Average POLYOLEFIN prices in Central Europe from week 17th 2023 to week 18 2024. Forecast to week 39 2024 

How long will this fluctuation in prices last? Until something changes significantly in the European economy. On the one hand, a significant revival of demand would be needed in order for prices to move upwards permanently and for the length of the wave to increase. However, the revival of demand does not only require lower inflation and falling interest rates; it would be important for customers' confidence in the future to turn in a positive direction.

On the other hand, European polymer production should be reduced by almost 20% in 2024 compared to 2021. This is a very large number and not possible in the short term. However, several European polymer producers have recognized the situation, and there are reports of cracker shutdowns, which will be followed by the shutdown of polymer production capacities in the medium term, primarily in Western Europe.

On the supply map of Central Europe, we expect some major changes in the supply structure. Western European polymer manufacturers are likely to establish a greater presence in our region, as this market has growth potential at all. Some major European polymer producers intend to establish new logistics hubs in Central Europe in 2024. But big international traders also have similar plans. It should be noted here that, in contrast to Western European trends, PP and HDPE capacity expansions are expected in the South Central European region (SCE) in the coming years, due to which the market will shift in Central Europe.

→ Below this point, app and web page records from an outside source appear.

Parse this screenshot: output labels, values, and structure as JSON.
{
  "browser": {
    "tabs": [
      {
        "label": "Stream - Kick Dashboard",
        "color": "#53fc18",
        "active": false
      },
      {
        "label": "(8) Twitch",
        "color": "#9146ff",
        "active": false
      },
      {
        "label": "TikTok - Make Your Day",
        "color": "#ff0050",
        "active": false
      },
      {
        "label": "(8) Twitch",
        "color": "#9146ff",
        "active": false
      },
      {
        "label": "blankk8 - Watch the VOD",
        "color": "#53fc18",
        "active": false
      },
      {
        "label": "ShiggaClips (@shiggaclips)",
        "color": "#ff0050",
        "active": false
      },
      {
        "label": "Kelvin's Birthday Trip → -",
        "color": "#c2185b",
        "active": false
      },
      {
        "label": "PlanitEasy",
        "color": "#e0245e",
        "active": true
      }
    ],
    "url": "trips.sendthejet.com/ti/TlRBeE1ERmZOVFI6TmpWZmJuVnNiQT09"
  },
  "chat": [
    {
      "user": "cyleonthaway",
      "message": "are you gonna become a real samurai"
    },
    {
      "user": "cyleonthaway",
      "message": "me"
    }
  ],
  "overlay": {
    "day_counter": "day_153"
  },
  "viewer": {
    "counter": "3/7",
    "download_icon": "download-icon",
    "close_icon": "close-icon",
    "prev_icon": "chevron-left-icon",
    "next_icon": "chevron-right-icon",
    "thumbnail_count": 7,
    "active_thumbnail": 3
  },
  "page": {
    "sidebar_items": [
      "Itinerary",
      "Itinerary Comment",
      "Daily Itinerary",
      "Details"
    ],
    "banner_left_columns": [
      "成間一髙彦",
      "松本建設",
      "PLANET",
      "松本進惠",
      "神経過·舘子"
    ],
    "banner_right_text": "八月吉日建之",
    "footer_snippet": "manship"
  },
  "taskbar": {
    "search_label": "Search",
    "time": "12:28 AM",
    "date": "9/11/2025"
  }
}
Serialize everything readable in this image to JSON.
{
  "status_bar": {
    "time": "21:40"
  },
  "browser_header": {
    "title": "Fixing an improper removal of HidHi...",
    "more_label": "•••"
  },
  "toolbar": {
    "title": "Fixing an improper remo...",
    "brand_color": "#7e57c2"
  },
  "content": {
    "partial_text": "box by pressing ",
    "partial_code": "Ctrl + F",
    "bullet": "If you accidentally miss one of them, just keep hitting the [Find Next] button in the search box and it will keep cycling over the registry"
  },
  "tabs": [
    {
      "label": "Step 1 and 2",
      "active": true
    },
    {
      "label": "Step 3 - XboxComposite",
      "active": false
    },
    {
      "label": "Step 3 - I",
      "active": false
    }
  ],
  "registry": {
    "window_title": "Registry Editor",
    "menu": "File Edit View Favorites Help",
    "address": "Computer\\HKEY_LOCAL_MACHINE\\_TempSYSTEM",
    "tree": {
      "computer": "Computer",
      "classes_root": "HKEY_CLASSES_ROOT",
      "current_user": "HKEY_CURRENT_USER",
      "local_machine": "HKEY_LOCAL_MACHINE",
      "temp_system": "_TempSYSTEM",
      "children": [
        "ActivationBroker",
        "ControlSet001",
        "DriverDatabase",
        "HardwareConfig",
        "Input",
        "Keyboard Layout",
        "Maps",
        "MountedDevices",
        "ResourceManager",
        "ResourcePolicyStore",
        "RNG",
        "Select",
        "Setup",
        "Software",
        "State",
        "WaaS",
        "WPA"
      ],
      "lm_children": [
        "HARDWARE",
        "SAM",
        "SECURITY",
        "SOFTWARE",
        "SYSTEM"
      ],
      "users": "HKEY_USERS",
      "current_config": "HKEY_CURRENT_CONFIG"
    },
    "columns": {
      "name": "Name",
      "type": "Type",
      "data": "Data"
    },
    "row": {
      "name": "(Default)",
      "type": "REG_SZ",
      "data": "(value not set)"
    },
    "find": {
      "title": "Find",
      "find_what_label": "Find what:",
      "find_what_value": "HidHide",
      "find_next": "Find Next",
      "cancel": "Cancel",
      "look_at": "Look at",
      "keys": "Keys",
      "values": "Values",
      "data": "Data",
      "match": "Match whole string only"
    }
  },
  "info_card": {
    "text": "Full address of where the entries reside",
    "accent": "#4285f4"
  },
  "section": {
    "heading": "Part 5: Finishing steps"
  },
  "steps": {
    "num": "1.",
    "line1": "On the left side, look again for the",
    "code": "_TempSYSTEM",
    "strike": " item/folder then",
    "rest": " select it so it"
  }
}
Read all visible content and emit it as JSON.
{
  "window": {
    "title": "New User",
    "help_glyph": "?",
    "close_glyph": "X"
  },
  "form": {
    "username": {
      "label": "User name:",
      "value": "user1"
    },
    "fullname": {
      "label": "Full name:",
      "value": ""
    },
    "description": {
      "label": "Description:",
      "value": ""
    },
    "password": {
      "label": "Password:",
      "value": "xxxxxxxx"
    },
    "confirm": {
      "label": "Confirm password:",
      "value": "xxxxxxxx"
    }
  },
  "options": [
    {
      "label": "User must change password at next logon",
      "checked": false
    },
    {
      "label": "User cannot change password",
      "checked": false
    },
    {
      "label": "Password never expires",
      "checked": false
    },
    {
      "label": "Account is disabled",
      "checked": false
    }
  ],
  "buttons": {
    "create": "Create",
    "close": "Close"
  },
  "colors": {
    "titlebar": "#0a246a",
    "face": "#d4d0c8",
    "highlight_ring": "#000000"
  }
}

In summary, we can conclude that we now have to live with fluctuating prices and volatility. It is important to identify the phases of the cycles well; buy at the right time and in sufficient quantities.

  • autor:
  • myCEPPI
  • myCEPPI


    myCEPPI provides a weekly price report for commodity plastics.


Latest Classifieds

Upcoming Events

Branch Dictionary